'When the university's support is solicited by established agencies of power, then it must decide if the services requested of it violate its defining purposes, and (it must) reject them if they do. And so, it (the university) is also obligated to protest when society has undertaken to violate, cither in regard to the university itself, or with respect to humanity at large, those values that the university is specifically charged to honour as a requirement of its public function."3

It may be thought that the values of the creation of knowledge, the preservation of free enquiry, and the development of a moral posture towards social conduct, are, for a university, too obvious to require re-statement. I do not think so. Mr Muldoon's comments should be analysed with respect to two questions. Firstly, is what is being asserted true and accurate4; and, secondly is what is being asserted relevant to the total social objectives and purposes of the university. Whether assertions are accurate can be determined by recourse to the appropriate evidence; whether assertions are relevant can only be determined when the universities have made an attempt to assess their own social objectives.

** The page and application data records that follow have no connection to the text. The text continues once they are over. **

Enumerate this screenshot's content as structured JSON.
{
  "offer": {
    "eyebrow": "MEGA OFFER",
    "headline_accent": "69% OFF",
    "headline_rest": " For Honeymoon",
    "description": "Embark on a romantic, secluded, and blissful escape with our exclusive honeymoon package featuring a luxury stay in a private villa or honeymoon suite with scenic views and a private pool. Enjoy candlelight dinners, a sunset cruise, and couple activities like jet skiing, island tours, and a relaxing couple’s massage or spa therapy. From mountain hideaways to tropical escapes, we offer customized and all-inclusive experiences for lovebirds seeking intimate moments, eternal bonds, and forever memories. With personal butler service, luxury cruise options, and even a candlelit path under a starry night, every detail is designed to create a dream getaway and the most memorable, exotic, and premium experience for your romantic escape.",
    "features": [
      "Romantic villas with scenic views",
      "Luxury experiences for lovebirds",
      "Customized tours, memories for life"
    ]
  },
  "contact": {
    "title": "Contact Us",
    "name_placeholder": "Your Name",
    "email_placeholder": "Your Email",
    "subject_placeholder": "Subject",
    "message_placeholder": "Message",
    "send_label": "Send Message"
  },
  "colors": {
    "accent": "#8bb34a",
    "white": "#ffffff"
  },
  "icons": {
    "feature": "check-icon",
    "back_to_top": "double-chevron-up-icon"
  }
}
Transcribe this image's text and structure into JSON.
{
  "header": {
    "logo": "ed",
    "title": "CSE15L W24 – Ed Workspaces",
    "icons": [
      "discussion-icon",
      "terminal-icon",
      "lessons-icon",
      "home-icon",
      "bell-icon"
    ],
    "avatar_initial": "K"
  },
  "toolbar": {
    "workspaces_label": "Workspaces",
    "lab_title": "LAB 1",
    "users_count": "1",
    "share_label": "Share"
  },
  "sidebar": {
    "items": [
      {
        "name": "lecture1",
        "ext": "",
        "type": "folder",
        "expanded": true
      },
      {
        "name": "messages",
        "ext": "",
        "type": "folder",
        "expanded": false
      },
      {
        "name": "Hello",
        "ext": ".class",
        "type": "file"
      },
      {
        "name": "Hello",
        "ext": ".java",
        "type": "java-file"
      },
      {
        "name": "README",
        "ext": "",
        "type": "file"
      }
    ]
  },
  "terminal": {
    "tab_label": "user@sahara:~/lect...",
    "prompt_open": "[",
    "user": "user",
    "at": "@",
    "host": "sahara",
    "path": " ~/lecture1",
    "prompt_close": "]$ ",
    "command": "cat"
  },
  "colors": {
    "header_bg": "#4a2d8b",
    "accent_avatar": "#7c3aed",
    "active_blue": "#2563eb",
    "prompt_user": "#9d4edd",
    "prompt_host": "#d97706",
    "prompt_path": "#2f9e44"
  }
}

Within the present situation I detect the danger that the universities of New Zealand are becoming rudderless—merely moving in the direction spelled out for them by the Minister of Finance. Instead of initiating, guiding and ultimately shaping the dialogue, the universities seem to be little more than passive respondents to the initiatives taken by others. It is time that the universities started to articulate their own vision—and there is very little reason for supposing that this vision will correspond in its entirety to the vision that New Zealanders have for the universities.

Society has heard Mr Muldoon. They have not heard much from the universities to redress 'he balance. Perhaps it is time that the universities of New Zealand made their own position plain, both for the benefit of those inside the university community and for society at large.

1 1 Accepted in the Evening Post. 6 May. 1968.

2 2 Sauvageot, J. et. at.; The Student Revolt. Panther Books. 1968.

3 3 Wainwright, C: Truth, Politics and Education. An address given at Curious Cove, January, 1969.

4 • The President of the New Zealand Society of Economists has, in his Presidential Address, called into Question some of the facts and assumptions that Mr Muldoon used in calculating the costs of university failure. This provides but one example of the way in which the Minister's statements can be assessed for their truth and accuracy.